“People are not borrowing,” says the country manager of a major foreign bank with operations in Egypt. “I’m telling my staff to bring in some loans, because I’m tired of investing in government paper.”
Not all the news is bad, however. Once primitive and opaque, Egypt’s financial sector has been transformed by a decade of liberalization. Its banks have largely shed the non-performing loans that had lingered on their books since the 1950s, when the country lumbered under a command economy. The number of lending institutions has declined over the last ten years, and they enjoyed double-digit growth from 2004 to the advent of the global financial crisis four years later. Egyptian bankers now lend against revenue rather than fixed assets, and borrowers are increasingly able to launch a business or expand existing ones on credit rather than putting up their homes as collateral.
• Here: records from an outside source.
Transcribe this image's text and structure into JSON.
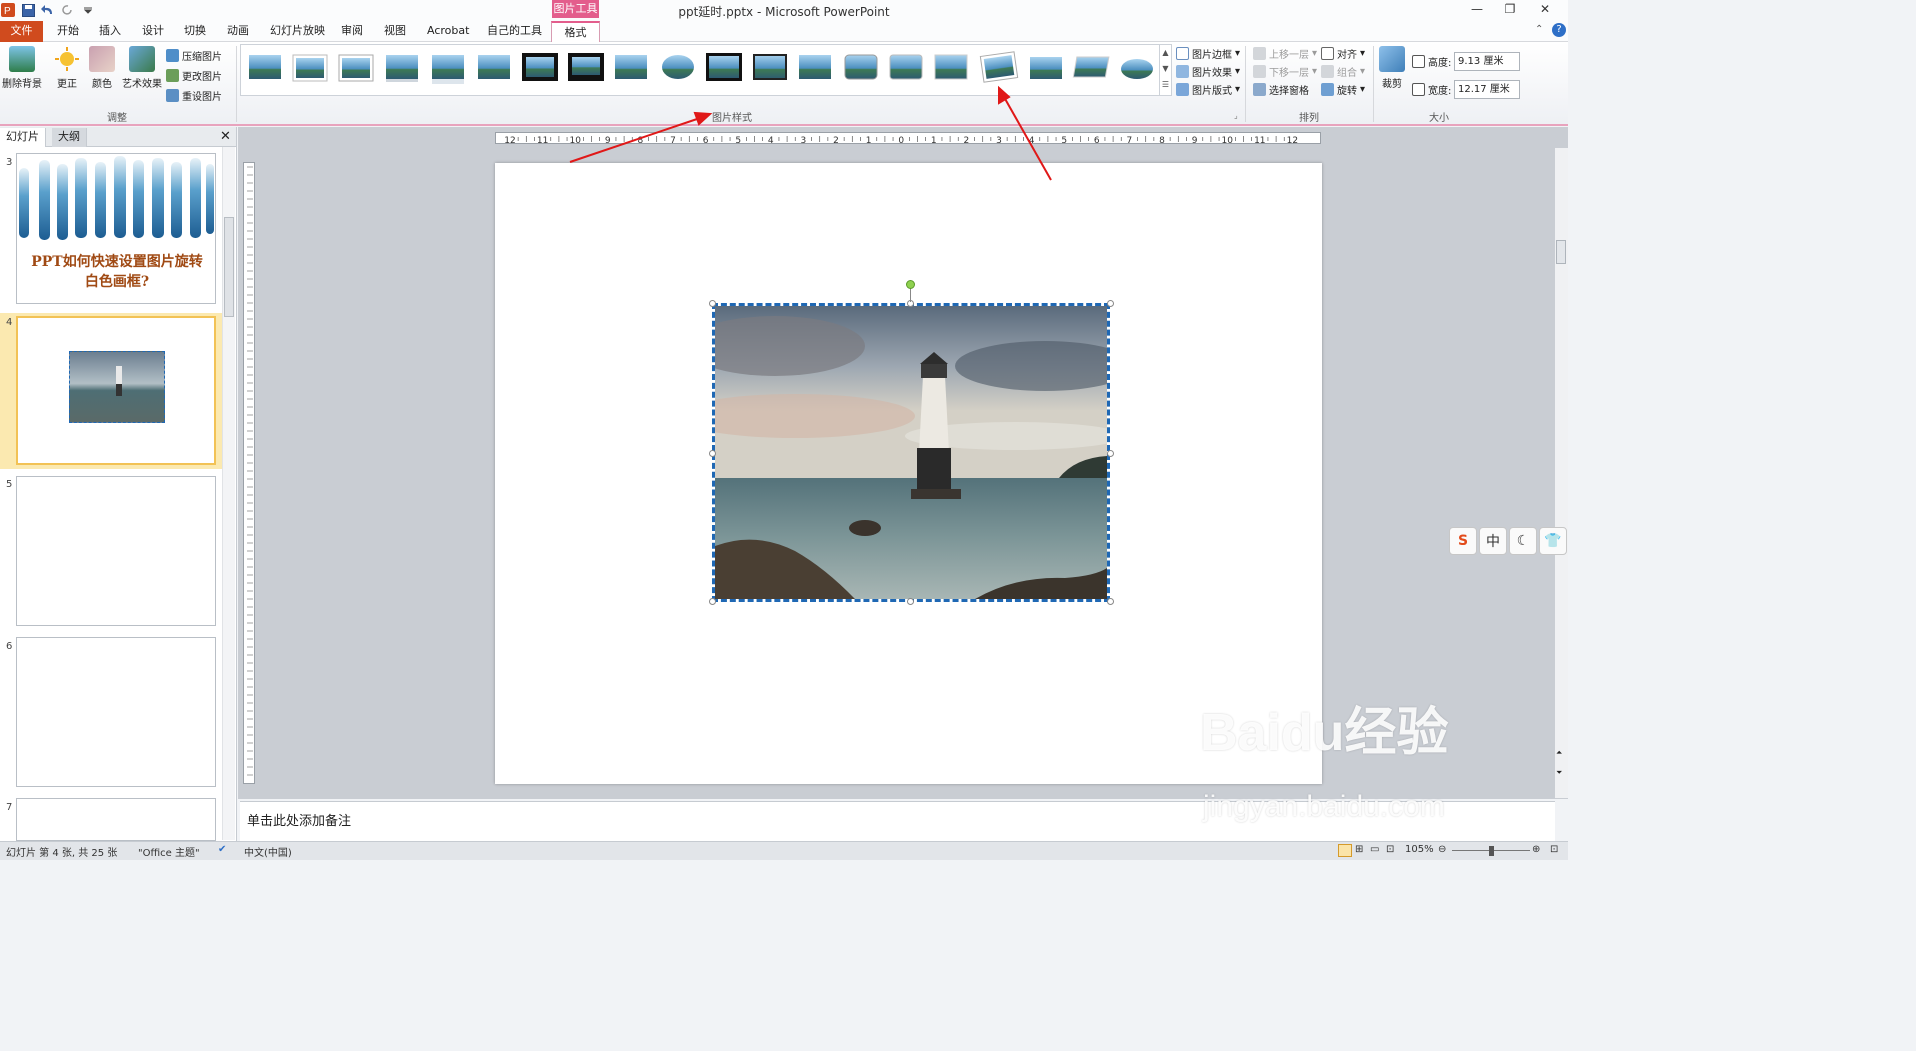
{
  "app_title": "ppt延时.pptx - Microsoft PowerPoint",
  "context_tab_group": "图片工具",
  "tabs": [
    "文件",
    "开始",
    "插入",
    "设计",
    "切换",
    "动画",
    "幻灯片放映",
    "审阅",
    "视图",
    "Acrobat",
    "自己的工具",
    "格式"
  ],
  "ribbon": {
    "adjust": {
      "remove_bg": "删除背景",
      "correct": "更正",
      "color": "颜色",
      "art": "艺术效果",
      "compress": "压缩图片",
      "change": "更改图片",
      "reset": "重设图片",
      "label": "调整"
    },
    "styles_label": "图片样式",
    "style_menu": {
      "border": "图片边框",
      "effects": "图片效果",
      "layout": "图片版式"
    },
    "arrange": {
      "forward": "上移一层",
      "backward": "下移一层",
      "selection": "选择窗格",
      "align": "对齐",
      "group": "组合",
      "rotate": "旋转",
      "label": "排列"
    },
    "size": {
      "crop": "裁剪",
      "height_label": "高度:",
      "height": "9.13 厘米",
      "width_label": "宽度:",
      "width": "12.17 厘米",
      "label": "大小"
    }
  },
  "panel": {
    "tab_slides": "幻灯片",
    "tab_outline": "大纲"
  },
  "slides": [
    {
      "num": "3",
      "title": "PPT如何快速设置图片旋转白色画框?"
    },
    {
      "num": "4"
    },
    {
      "num": "5"
    },
    {
      "num": "6"
    },
    {
      "num": "7"
    }
  ],
  "hruler_labels": [
    "12",
    "11",
    "10",
    "9",
    "8",
    "7",
    "6",
    "5",
    "4",
    "3",
    "2",
    "1",
    "0",
    "1",
    "2",
    "3",
    "4",
    "5",
    "6",
    "7",
    "8",
    "9",
    "10",
    "11",
    "12"
  ],
  "notes_placeholder": "单击此处添加备注",
  "status": {
    "slide": "幻灯片 第 4 张, 共 25 张",
    "theme": "\"Office 主题\"",
    "lang": "中文(中国)",
    "zoom": "105%"
  },
  "ime": {
    "mode": "中"
  },
  "watermark": {
    "main": "Baidu经验",
    "url": "jingyan.baidu.com"
  },
  "colors": {
    "accent_pink": "#e35d8c",
    "file_tab": "#d04b1e",
    "selection": "#1f68b4",
    "arrow": "#e01818"
  }
}
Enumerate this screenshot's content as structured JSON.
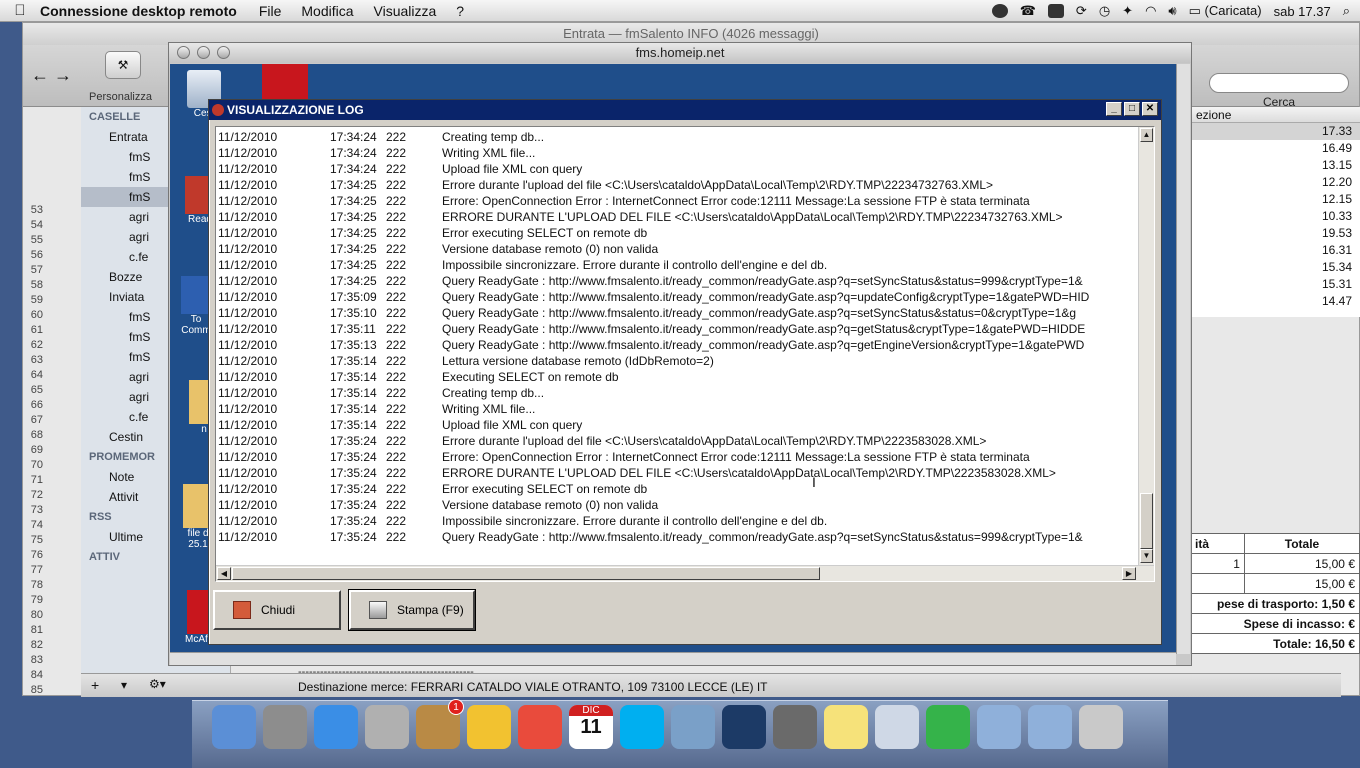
{
  "menubar": {
    "app": "Connessione desktop remoto",
    "items": [
      "File",
      "Modifica",
      "Visualizza",
      "?"
    ],
    "battery": "(Caricata)",
    "clock": "sab 17.37"
  },
  "mail": {
    "title": "Entrata — fmSalento INFO (4026 messaggi)",
    "personalizza": "Personalizza",
    "cerca": "Cerca",
    "sidebar": [
      {
        "label": "CASELLE",
        "head": true
      },
      {
        "label": "Entrata",
        "indent": 1
      },
      {
        "label": "fmS",
        "indent": 2
      },
      {
        "label": "fmS",
        "indent": 2
      },
      {
        "label": "fmS",
        "indent": 2,
        "selected": true
      },
      {
        "label": "agri",
        "indent": 2
      },
      {
        "label": "agri",
        "indent": 2
      },
      {
        "label": "c.fe",
        "indent": 2
      },
      {
        "label": "Bozze",
        "indent": 1
      },
      {
        "label": "Inviata",
        "indent": 1
      },
      {
        "label": "fmS",
        "indent": 2
      },
      {
        "label": "fmS",
        "indent": 2
      },
      {
        "label": "fmS",
        "indent": 2
      },
      {
        "label": "agri",
        "indent": 2
      },
      {
        "label": "agri",
        "indent": 2
      },
      {
        "label": "c.fe",
        "indent": 2
      },
      {
        "label": "Cestin",
        "indent": 1
      },
      {
        "label": "PROMEMOR",
        "head": true
      },
      {
        "label": "Note",
        "indent": 1
      },
      {
        "label": "Attivit",
        "indent": 1
      },
      {
        "label": "RSS",
        "head": true
      },
      {
        "label": "Ultime",
        "indent": 1
      },
      {
        "label": "ATTIV",
        "head": true
      }
    ],
    "line_numbers": [
      "53",
      "54",
      "55",
      "56",
      "57",
      "58",
      "59",
      "60",
      "61",
      "62",
      "63",
      "64",
      "65",
      "66",
      "67",
      "68",
      "69",
      "70",
      "71",
      "72",
      "73",
      "74",
      "75",
      "76",
      "77",
      "78",
      "79",
      "80",
      "81",
      "82",
      "83",
      "84",
      "85"
    ],
    "list_header": "ezione",
    "times": [
      "17.33",
      "16.49",
      "13.15",
      "12.20",
      "12.15",
      "10.33",
      "19.53",
      "16.31",
      "15.34",
      "15.31",
      "14.47"
    ],
    "order_table": [
      [
        "ità",
        "Totale"
      ],
      [
        "1",
        "15,00 €"
      ],
      [
        "",
        "15,00 €"
      ],
      [
        "pese di trasporto: 1,50 €",
        ""
      ],
      [
        "Spese di incasso:  €",
        ""
      ],
      [
        "Totale: 16,50 €",
        ""
      ]
    ],
    "dashes": "------------------------------------------------",
    "destination": "Destinazione merce: FERRARI CATALDO VIALE OTRANTO, 109 73100 LECCE (LE) IT"
  },
  "remote": {
    "title": "fms.homeip.net",
    "desktop_icons": [
      "Cest",
      "Read",
      "To Comm",
      "n",
      "file d 25.1",
      "McAfee"
    ]
  },
  "log_window": {
    "title": "VISUALIZZAZIONE LOG",
    "buttons": {
      "close": "Chiudi",
      "print": "Stampa (F9)"
    },
    "rows": [
      [
        "11/12/2010",
        "17:34:24",
        "222",
        "Creating temp db..."
      ],
      [
        "11/12/2010",
        "17:34:24",
        "222",
        "Writing XML file..."
      ],
      [
        "11/12/2010",
        "17:34:24",
        "222",
        "Upload file XML con query"
      ],
      [
        "11/12/2010",
        "17:34:25",
        "222",
        "Errore durante l'upload del file <C:\\Users\\cataldo\\AppData\\Local\\Temp\\2\\RDY.TMP\\22234732763.XML>"
      ],
      [
        "11/12/2010",
        "17:34:25",
        "222",
        "Errore: OpenConnection Error : InternetConnect Error code:12111 Message:La sessione FTP è stata terminata"
      ],
      [
        "11/12/2010",
        "17:34:25",
        "222",
        "ERRORE DURANTE L'UPLOAD DEL FILE <C:\\Users\\cataldo\\AppData\\Local\\Temp\\2\\RDY.TMP\\22234732763.XML>"
      ],
      [
        "11/12/2010",
        "17:34:25",
        "222",
        "Error executing SELECT on remote db"
      ],
      [
        "11/12/2010",
        "17:34:25",
        "222",
        "Versione database remoto (0) non valida"
      ],
      [
        "11/12/2010",
        "17:34:25",
        "222",
        "Impossibile sincronizzare. Errore durante il controllo dell'engine e del db."
      ],
      [
        "11/12/2010",
        "17:34:25",
        "222",
        "Query ReadyGate : http://www.fmsalento.it/ready_common/readyGate.asp?q=setSyncStatus&status=999&cryptType=1&"
      ],
      [
        "11/12/2010",
        "17:35:09",
        "222",
        "Query ReadyGate : http://www.fmsalento.it/ready_common/readyGate.asp?q=updateConfig&cryptType=1&gatePWD=HID"
      ],
      [
        "11/12/2010",
        "17:35:10",
        "222",
        "Query ReadyGate : http://www.fmsalento.it/ready_common/readyGate.asp?q=setSyncStatus&status=0&cryptType=1&g"
      ],
      [
        "11/12/2010",
        "17:35:11",
        "222",
        "Query ReadyGate : http://www.fmsalento.it/ready_common/readyGate.asp?q=getStatus&cryptType=1&gatePWD=HIDDE"
      ],
      [
        "11/12/2010",
        "17:35:13",
        "222",
        "Query ReadyGate : http://www.fmsalento.it/ready_common/readyGate.asp?q=getEngineVersion&cryptType=1&gatePWD"
      ],
      [
        "11/12/2010",
        "17:35:14",
        "222",
        "Lettura versione database remoto (IdDbRemoto=2)"
      ],
      [
        "11/12/2010",
        "17:35:14",
        "222",
        "Executing SELECT on remote db"
      ],
      [
        "11/12/2010",
        "17:35:14",
        "222",
        "Creating temp db..."
      ],
      [
        "11/12/2010",
        "17:35:14",
        "222",
        "Writing XML file..."
      ],
      [
        "11/12/2010",
        "17:35:14",
        "222",
        "Upload file XML con query"
      ],
      [
        "11/12/2010",
        "17:35:24",
        "222",
        "Errore durante l'upload del file <C:\\Users\\cataldo\\AppData\\Local\\Temp\\2\\RDY.TMP\\2223583028.XML>"
      ],
      [
        "11/12/2010",
        "17:35:24",
        "222",
        "Errore: OpenConnection Error : InternetConnect Error code:12111 Message:La sessione FTP è stata terminata"
      ],
      [
        "11/12/2010",
        "17:35:24",
        "222",
        "ERRORE DURANTE L'UPLOAD DEL FILE <C:\\Users\\cataldo\\AppData\\Local\\Temp\\2\\RDY.TMP\\2223583028.XML>"
      ],
      [
        "11/12/2010",
        "17:35:24",
        "222",
        "Error executing SELECT on remote db"
      ],
      [
        "11/12/2010",
        "17:35:24",
        "222",
        "Versione database remoto (0) non valida"
      ],
      [
        "11/12/2010",
        "17:35:24",
        "222",
        "Impossibile sincronizzare. Errore durante il controllo dell'engine e del db."
      ],
      [
        "11/12/2010",
        "17:35:24",
        "222",
        "Query ReadyGate : http://www.fmsalento.it/ready_common/readyGate.asp?q=setSyncStatus&status=999&cryptType=1&"
      ]
    ]
  },
  "dock": {
    "icons": [
      "finder-icon",
      "system-preferences-icon",
      "itunes-icon",
      "calculator-icon",
      "mail-icon",
      "cyberduck-icon",
      "chrome-icon",
      "ical-icon",
      "skype-icon",
      "iphoto-icon",
      "photoshop-icon",
      "photo-icon",
      "stickies-icon",
      "remote-desktop-icon",
      "crossover-icon",
      "applications-folder-icon",
      "downloads-folder-icon",
      "trash-icon"
    ],
    "ical_month": "DIC",
    "ical_day": "11",
    "mail_badge": "1"
  }
}
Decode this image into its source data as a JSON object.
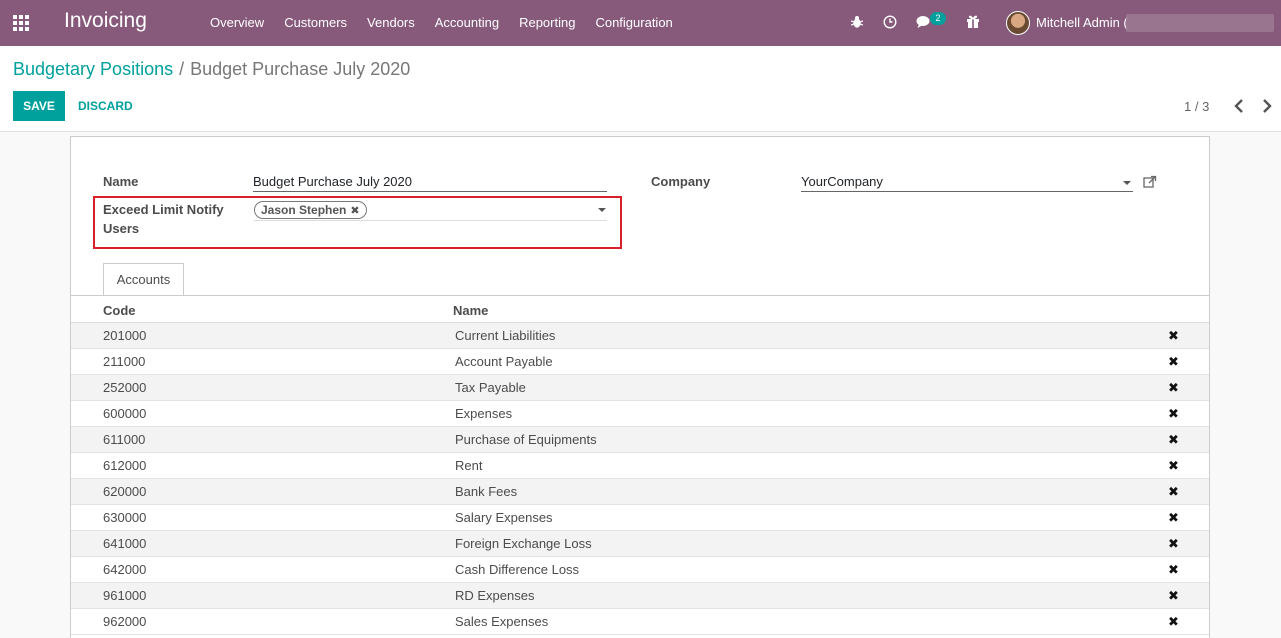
{
  "navbar": {
    "app_title": "Invoicing",
    "menu": [
      "Overview",
      "Customers",
      "Vendors",
      "Accounting",
      "Reporting",
      "Configuration"
    ],
    "messages_count": "2",
    "user_name": "Mitchell Admin (",
    "icons": [
      "apps-grid-icon",
      "bug-icon",
      "clock-icon",
      "chat-icon",
      "gift-icon"
    ],
    "accent_color": "#875a7b"
  },
  "breadcrumb": {
    "parent": "Budgetary Positions",
    "separator": "/",
    "current": "Budget Purchase July 2020"
  },
  "toolbar": {
    "save_label": "SAVE",
    "discard_label": "DISCARD",
    "pager": "1 / 3"
  },
  "form": {
    "name_label": "Name",
    "name_value": "Budget Purchase July 2020",
    "company_label": "Company",
    "company_value": "YourCompany",
    "notify_label_1": "Exceed Limit Notify",
    "notify_label_2": "Users",
    "notify_tags": [
      "Jason Stephen"
    ]
  },
  "tabs": [
    {
      "label": "Accounts",
      "active": true
    }
  ],
  "accounts_table": {
    "columns": [
      "Code",
      "Name"
    ],
    "rows": [
      {
        "code": "201000",
        "name": "Current Liabilities"
      },
      {
        "code": "211000",
        "name": "Account Payable"
      },
      {
        "code": "252000",
        "name": "Tax Payable"
      },
      {
        "code": "600000",
        "name": "Expenses"
      },
      {
        "code": "611000",
        "name": "Purchase of Equipments"
      },
      {
        "code": "612000",
        "name": "Rent"
      },
      {
        "code": "620000",
        "name": "Bank Fees"
      },
      {
        "code": "630000",
        "name": "Salary Expenses"
      },
      {
        "code": "641000",
        "name": "Foreign Exchange Loss"
      },
      {
        "code": "642000",
        "name": "Cash Difference Loss"
      },
      {
        "code": "961000",
        "name": "RD Expenses"
      },
      {
        "code": "962000",
        "name": "Sales Expenses"
      }
    ]
  },
  "colors": {
    "primary": "#00a09d",
    "highlight_border": "#d9202a"
  }
}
Regulators closely monitor provisions against bad loans—capital adequacy ratios are well above the Egyptian Central Bank’s threshold of 10 percent—and the industry is in the process of adopting the Basel II standards laid down by the Basel Committee on Banking Supervision.
Egyptian banks are still somewhat miserly, however, when it comes to small-to-mid-sized enterprises. According to Egyptian economist Tarek El-Ghamrawy, credit allocated by Egyptian lenders for new investment accounts for a mere 3.5 percent of the total, compared with an average 12.8 percent for the Middle East and North Africa region. Only 4.2 percent of those loans are held by small or mid-scale businesses. According to Ghamrawy, 51 percent of credit extended to the private sector goes to 0.19 percent of bank clients.
Fortunately, there is always enough money in Egypt’s informal “shadow” economy, a vast cauldron of cash transactions, to keep demand alive. Injecting capital to the country’s small, family-owned businesses, as the EBRD facility is designed to do, would energize a crude but highly responsive sub-culture of the Egyptian economy. “This is a market that has not been fully tapped,” says Shousha. “Realizing that potential is important.”
The International Finance Corporation has invested over a billion dollars in Egypt over the years, and it is expanding its work with small, unregistered companies. In particular, the IFC advises small-business owners on how to register and license their companies, and it recently launched the country’s first small-business credit bureau. It is also building an asset registry where business owners can quantify their assets for the sake of transparency.
All that is needed, according to Shousha, is for the banks to step in. “We know these companies represent a profitable proposition,” she says. “The challenge is educating the bankers.”